March 16, 2009
Washington, D.C. - The National Network to End Domestic Violence (NNEDV) celebrated a major victory when President Barack Obama signed into law the 2009 Omnibus Appropriations Bill. The funding package increases support for key programs that help to prevent domestic violence and support victims.
"We commend President Obama, Vice President Biden, and the 111th Congress for their steadfast support for programs that help some of America's most vulnerable citizens," said Sue Else, NNEDV president. "We are grateful to have bipartisan partners in the administration and on Capitol Hill who will stand with us in the fight to end domestic violence."
The bill includes nearly $70 million in increases for effective programs related to domestic violence, a tremendous accomplishment to help end against domestic violence. The bill includes more than $15 million in increases for the Violence Against Women Act, a $45 million increase for the Victims of Crime Act, and a $5.1 million increase for the Family Violence Prevention and Services Act. Following last year's cuts, the bill restores funding levels to those of previous years.
Today's action represents yet another victory for victims of domestic violence in recent weeks. The American Recovery and Reinvestment Act provides a much-needed $325 million investment to promote job growth and economic development in and around desperately-needed domestic violence services. The investments are especially important during this economic downturn, as domestic violence services are in greater demand in harsh financial circumstances.
"Even during difficult economic times, the new administration and a majority of lawmakers know how important it is to invest in domestic violence services, support law enforcement personnel, and stand up for victims of domestic abuse," Else said.
The Appropriations Subcommittees on Commerce, Justice, Science and Labor, Health, and Human Services once again heard the vital needs of domestic violence survivors and acted in their best interests.
On the heels of these victories, NNEDV is continuing to push for the reauthorization of the Family Violence Prevention and Services Act (FVPSA), the vital lifeblood for domestic violence shelters, crisis hotlines, and other services. The act expired last year and, despite the recent funding increases, it remains significantly under-funded. NNEDV and its allies are urging lawmakers to reauthorize and fully fund FVPSA this year.

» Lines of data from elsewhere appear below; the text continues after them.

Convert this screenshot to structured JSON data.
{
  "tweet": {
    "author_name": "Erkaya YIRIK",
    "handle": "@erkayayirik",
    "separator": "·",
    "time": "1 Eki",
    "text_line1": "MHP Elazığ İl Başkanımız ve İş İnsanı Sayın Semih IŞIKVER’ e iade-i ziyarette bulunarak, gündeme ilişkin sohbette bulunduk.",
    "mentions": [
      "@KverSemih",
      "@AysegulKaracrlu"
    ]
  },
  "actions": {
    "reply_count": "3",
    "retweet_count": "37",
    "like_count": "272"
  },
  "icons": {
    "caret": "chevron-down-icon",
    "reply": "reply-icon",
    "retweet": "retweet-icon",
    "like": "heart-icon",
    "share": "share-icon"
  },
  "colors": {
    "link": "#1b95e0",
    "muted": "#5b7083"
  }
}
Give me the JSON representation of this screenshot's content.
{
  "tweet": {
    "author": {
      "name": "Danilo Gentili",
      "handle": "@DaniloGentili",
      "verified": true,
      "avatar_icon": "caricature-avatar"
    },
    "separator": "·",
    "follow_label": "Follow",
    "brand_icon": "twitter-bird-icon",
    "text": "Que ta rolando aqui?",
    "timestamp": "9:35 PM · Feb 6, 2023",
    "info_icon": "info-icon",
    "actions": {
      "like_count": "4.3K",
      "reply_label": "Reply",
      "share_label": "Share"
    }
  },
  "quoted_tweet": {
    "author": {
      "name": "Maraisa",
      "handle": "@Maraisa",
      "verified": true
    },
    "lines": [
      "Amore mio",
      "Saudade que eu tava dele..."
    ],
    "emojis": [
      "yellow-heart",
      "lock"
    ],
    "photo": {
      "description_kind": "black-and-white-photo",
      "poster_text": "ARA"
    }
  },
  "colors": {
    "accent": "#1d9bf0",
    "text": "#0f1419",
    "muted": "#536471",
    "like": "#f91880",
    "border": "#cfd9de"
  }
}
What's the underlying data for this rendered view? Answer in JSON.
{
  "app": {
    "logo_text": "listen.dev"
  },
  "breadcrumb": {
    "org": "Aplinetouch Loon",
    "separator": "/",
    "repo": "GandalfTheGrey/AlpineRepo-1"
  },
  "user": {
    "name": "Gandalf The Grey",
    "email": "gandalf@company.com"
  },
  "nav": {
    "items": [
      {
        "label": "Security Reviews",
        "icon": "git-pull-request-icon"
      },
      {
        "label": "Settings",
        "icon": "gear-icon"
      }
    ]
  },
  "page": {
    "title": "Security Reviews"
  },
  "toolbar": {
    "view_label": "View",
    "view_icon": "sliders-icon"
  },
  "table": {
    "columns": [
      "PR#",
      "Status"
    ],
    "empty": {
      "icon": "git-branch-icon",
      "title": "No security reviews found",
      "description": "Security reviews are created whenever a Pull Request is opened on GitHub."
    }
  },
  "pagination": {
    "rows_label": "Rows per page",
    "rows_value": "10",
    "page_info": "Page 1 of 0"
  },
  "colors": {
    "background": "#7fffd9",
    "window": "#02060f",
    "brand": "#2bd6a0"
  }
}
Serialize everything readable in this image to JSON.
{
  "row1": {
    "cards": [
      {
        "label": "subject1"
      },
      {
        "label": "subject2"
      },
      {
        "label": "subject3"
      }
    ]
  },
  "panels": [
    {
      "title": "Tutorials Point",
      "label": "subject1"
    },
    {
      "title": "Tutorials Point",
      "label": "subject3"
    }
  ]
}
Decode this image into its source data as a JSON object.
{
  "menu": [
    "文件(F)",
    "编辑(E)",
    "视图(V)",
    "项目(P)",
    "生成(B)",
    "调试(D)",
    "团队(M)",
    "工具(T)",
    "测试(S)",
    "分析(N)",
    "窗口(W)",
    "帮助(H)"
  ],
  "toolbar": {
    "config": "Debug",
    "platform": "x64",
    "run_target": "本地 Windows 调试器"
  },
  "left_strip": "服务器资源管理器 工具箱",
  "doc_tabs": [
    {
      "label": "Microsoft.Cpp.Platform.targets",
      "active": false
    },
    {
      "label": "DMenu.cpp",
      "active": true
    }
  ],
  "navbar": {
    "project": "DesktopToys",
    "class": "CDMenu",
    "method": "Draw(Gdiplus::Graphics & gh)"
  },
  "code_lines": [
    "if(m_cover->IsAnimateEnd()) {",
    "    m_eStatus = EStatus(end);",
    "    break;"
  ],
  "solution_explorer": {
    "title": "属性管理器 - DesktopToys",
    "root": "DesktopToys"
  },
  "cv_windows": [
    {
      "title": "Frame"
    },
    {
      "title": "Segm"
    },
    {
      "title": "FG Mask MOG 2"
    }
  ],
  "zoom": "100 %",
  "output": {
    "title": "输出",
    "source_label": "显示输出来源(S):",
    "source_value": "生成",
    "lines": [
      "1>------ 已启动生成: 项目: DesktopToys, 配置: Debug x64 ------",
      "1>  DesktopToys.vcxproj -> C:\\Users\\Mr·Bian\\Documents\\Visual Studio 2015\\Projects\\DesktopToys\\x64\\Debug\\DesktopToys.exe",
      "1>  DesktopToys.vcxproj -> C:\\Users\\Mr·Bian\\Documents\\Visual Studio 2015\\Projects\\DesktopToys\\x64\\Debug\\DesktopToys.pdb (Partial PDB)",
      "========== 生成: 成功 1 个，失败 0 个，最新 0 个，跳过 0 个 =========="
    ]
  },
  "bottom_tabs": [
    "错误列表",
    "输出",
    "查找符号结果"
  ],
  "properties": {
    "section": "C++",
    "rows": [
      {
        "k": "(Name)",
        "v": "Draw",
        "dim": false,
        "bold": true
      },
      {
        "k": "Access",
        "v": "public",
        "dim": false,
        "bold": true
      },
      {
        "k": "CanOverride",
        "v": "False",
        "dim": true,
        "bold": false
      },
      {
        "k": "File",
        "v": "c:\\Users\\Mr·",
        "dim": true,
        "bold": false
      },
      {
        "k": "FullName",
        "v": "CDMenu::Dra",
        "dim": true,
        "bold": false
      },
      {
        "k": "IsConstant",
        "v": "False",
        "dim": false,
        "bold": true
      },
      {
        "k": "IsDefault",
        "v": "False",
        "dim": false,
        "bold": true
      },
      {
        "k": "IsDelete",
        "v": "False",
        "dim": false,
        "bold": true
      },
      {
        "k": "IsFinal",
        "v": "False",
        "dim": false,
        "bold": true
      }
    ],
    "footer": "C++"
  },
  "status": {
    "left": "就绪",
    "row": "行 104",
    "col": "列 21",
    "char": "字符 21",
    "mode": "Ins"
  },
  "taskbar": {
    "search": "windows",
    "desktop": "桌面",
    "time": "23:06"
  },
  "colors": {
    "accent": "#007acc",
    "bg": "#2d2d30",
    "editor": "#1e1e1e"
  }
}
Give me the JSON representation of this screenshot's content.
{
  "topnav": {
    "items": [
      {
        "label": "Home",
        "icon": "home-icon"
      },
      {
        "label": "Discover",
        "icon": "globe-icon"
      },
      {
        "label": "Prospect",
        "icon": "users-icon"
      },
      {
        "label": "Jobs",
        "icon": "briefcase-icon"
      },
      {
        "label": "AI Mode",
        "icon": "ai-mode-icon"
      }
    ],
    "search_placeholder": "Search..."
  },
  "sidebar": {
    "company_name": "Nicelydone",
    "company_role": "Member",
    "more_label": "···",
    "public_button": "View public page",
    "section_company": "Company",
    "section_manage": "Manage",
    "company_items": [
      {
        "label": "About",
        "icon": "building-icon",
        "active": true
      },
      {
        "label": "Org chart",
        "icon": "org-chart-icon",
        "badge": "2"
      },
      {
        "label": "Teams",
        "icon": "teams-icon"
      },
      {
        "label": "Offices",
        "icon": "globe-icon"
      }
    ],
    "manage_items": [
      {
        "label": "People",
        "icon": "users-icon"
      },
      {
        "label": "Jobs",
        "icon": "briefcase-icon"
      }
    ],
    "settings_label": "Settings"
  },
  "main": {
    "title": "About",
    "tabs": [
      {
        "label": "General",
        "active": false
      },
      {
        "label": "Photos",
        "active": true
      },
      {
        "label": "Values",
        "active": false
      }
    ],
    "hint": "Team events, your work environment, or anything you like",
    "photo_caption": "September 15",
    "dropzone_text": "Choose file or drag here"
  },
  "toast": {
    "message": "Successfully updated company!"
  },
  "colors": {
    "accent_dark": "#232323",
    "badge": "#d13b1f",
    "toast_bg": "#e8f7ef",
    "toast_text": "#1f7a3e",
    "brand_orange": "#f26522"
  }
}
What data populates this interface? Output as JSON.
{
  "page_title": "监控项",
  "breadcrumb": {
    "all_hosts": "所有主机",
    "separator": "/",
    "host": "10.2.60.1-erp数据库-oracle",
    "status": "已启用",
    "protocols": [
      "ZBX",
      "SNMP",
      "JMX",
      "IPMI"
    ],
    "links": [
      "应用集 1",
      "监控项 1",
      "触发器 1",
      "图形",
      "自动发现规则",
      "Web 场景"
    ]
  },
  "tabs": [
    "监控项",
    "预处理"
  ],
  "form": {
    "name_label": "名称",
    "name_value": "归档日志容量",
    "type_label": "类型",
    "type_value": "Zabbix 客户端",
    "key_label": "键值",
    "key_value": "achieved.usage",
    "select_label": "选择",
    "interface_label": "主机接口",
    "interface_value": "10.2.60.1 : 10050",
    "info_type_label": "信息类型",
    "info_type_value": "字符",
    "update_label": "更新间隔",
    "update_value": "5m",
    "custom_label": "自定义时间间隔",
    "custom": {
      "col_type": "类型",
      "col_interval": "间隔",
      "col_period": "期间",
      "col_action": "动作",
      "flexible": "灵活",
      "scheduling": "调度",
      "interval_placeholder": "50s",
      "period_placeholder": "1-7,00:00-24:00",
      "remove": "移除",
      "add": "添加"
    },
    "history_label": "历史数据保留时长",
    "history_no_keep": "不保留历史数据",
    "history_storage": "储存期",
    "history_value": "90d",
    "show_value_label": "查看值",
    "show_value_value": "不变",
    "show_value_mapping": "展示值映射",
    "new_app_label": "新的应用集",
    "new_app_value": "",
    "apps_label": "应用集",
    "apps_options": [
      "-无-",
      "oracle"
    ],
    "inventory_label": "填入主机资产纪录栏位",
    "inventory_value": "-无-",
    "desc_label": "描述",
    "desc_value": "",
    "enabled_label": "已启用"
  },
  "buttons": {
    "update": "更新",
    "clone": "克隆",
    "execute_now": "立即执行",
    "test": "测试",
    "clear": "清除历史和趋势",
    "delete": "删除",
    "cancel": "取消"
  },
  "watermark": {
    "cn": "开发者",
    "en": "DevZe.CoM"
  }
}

"We are off to an amazing start, and we cannot allow ourselves to slow down now," Else said. "Let us build on the momentum of these early victories and urge Congress to reauthorize and fully fund the Family Violence Prevention and Services Act. The future of life-saving domestic violence programs depends on it."